He also said Minnesota uses a white-tinged multifilament netting material that could be more visible to walleyes than monofilament nets used by fisheries manager on other big walleye lakes. But remaining consistent in the type of netting — rather than changing materials — is most important for accurately detecting walleye population trends, Vandergoot said.
Hanson said MLFAC members doubt the validity of DNR estimates on fishing pressure. The estimates are vital to calculating how fast anglers are approaching each season’s walleye quota.
Vandergoot said the estimates are based on solid surveying of anglers about their catch. In fact, the DNR puts more effort into the so-called creel surveys on Mille Lacs than do fisheries managers on Ohio’s portion of Lake Erie, a recreational walleye fishery three times the size of Mille Lacs, he said.
Hanson said critics of the DNR don’t question the intensity of creel surveys. Rather, they wanted the panel to evaluate whether the DNR’s “expansions’’ of creel data exaggerate overall fishing pressure on the lake.

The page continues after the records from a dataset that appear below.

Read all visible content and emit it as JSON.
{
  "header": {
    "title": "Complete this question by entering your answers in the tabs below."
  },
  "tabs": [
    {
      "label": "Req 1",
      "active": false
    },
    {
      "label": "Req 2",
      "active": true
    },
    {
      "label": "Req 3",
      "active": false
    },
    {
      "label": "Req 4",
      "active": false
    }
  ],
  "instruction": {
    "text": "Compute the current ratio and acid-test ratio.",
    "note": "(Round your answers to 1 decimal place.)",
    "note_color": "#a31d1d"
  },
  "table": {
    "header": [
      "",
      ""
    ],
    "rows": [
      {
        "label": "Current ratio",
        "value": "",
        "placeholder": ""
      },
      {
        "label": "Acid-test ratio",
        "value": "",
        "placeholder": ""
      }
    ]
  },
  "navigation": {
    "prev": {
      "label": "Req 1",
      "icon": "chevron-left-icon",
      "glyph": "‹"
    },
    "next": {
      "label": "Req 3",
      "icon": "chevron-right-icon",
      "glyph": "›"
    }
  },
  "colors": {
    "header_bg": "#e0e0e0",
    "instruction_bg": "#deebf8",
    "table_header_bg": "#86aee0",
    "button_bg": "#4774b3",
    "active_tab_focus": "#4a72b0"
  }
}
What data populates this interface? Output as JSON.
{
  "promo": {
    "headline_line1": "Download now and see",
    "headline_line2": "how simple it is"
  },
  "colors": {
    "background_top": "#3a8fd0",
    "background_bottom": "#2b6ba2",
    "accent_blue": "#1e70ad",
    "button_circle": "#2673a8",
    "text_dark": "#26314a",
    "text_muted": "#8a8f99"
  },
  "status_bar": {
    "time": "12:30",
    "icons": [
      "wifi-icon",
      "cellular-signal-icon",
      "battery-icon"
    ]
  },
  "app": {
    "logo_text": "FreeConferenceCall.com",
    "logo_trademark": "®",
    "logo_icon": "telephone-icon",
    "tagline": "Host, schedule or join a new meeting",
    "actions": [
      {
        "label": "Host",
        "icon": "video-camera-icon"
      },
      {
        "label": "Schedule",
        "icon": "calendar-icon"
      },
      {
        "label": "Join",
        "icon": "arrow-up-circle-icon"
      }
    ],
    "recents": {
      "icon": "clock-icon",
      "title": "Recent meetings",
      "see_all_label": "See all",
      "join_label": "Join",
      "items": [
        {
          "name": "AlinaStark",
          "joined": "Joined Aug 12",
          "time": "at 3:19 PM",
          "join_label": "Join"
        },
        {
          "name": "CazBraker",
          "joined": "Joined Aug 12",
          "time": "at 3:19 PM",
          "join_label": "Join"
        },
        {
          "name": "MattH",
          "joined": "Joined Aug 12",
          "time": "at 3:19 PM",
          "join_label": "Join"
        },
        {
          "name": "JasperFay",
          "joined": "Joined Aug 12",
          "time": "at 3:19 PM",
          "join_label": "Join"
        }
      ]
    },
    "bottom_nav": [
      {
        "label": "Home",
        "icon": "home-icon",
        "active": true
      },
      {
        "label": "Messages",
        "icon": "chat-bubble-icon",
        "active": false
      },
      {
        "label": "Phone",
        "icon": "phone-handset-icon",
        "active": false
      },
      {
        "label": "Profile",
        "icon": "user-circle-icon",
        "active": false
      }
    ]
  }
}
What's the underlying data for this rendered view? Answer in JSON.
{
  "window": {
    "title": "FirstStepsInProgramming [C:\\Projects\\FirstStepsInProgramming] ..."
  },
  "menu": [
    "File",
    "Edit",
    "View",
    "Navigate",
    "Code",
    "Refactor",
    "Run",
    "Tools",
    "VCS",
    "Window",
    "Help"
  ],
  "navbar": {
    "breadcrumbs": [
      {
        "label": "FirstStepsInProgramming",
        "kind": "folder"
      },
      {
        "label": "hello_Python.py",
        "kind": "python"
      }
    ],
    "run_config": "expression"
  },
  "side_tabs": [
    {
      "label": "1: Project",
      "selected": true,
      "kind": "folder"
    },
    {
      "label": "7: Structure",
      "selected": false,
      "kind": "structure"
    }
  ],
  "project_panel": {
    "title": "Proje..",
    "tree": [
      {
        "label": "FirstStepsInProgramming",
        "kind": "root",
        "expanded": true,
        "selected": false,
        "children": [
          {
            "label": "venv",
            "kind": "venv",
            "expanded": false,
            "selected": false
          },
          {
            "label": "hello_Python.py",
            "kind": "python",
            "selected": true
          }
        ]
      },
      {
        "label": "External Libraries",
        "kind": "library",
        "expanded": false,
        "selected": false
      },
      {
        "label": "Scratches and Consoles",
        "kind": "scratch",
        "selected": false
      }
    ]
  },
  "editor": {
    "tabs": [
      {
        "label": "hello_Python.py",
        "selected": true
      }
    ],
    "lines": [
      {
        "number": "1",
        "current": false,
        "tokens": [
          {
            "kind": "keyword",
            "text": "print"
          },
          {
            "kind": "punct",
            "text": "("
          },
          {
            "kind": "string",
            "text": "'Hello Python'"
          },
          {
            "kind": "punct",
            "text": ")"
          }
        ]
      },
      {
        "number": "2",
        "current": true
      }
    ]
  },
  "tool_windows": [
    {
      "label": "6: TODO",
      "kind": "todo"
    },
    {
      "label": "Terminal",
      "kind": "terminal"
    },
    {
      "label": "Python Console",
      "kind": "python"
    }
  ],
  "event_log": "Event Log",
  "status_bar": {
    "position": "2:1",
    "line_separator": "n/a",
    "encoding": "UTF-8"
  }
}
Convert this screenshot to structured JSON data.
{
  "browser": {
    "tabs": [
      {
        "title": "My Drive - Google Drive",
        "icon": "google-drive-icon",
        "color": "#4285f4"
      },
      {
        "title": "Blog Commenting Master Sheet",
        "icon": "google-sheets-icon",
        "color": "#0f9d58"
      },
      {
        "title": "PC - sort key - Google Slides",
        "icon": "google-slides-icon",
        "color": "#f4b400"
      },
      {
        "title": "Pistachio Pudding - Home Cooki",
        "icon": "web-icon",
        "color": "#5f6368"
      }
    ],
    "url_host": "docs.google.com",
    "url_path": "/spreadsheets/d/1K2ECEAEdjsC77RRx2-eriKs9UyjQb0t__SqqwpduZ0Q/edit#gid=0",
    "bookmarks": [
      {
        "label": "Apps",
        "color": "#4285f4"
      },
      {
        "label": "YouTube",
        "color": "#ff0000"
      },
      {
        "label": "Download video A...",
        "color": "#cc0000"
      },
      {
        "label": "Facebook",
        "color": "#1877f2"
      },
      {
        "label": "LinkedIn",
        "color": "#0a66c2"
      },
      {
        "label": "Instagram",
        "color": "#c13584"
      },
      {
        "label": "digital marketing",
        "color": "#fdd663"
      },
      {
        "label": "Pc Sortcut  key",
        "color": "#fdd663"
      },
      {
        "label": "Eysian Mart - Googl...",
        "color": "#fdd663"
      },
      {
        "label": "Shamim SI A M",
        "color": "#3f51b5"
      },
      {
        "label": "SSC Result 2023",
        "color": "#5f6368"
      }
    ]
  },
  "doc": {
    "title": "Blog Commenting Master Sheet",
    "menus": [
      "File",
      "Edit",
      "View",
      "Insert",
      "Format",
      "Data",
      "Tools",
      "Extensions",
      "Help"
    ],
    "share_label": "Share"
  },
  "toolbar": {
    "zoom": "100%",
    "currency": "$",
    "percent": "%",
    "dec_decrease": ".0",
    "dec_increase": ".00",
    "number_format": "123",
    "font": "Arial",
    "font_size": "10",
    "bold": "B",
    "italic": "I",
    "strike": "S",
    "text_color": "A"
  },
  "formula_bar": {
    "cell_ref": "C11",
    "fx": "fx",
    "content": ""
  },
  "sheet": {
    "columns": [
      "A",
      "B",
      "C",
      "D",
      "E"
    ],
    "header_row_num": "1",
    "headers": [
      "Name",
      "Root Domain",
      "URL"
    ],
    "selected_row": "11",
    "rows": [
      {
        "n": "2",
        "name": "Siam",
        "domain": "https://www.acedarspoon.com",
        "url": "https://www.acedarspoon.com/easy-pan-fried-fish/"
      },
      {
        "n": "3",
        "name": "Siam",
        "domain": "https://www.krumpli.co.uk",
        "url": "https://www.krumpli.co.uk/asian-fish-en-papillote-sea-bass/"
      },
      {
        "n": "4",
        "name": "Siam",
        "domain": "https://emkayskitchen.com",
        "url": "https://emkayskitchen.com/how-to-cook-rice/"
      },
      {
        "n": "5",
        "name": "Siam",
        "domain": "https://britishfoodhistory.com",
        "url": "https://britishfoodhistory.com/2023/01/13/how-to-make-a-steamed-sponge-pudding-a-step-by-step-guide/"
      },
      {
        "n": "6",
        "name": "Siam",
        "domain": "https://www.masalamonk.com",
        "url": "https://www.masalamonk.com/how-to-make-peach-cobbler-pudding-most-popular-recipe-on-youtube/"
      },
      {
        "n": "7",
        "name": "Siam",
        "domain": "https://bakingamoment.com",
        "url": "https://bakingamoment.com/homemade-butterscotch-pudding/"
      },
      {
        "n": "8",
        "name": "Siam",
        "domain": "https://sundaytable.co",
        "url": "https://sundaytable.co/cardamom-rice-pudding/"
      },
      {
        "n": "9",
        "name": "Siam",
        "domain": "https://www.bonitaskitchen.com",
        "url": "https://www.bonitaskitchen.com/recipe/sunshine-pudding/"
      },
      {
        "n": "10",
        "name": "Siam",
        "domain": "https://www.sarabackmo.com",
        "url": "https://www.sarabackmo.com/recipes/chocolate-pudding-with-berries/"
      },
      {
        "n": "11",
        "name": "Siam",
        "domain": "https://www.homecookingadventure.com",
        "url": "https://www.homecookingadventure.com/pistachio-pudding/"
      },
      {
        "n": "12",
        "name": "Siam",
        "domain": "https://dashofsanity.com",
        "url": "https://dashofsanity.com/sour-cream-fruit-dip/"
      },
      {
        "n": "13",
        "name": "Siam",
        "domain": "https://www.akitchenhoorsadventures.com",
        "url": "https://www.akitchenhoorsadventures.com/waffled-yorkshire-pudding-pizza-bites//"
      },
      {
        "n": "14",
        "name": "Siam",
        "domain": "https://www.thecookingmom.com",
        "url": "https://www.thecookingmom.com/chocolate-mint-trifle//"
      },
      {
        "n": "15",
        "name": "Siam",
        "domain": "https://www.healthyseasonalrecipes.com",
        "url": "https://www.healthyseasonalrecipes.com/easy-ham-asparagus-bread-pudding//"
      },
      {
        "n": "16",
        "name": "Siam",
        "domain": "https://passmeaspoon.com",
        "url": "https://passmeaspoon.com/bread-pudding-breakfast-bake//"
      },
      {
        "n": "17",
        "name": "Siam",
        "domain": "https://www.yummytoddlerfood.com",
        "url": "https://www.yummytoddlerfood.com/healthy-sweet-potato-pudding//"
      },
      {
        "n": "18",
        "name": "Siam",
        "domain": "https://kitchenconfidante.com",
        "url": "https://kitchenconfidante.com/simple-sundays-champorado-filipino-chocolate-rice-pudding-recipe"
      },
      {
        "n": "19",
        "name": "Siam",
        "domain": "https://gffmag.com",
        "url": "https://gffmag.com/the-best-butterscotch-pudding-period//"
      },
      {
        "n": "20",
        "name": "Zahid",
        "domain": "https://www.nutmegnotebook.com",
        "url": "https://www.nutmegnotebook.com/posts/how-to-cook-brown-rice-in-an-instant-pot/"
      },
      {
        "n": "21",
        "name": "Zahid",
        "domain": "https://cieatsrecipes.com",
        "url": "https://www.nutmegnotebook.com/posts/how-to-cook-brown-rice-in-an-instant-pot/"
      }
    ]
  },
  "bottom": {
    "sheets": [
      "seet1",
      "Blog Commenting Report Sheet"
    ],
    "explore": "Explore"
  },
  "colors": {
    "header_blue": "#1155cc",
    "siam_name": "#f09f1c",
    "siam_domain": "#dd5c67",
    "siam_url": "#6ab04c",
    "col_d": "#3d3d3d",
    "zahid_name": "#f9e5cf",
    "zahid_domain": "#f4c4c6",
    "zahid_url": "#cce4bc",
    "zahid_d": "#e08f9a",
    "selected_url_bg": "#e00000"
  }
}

Vandergoot’s panel looked at the DNR’s use of “hooking mortality’’ to estimate how many fish die after being caught and released. Some MLFAC members believe hooking mortality is overestimated. Vandergoot said the practice of calculating hooking mortality for fish caught and released is standard on certain Canadian walleye lakes. In addition, the DNR used sound science in arriving at the hooking mortality rates that it applies to the fishing season depending on temperatures and other factors.
Vandergoot said he was “blown away’’ to discover that Mille Lacs receives as much or more fishing pressure per unit of water than other large walleye lakes. He said the pounding has coincided with significant ecological changes in Mille Lacs that have included an explosion of invasive zebra mussels, a large decline in nutrients and stark increases in sunlight penetration.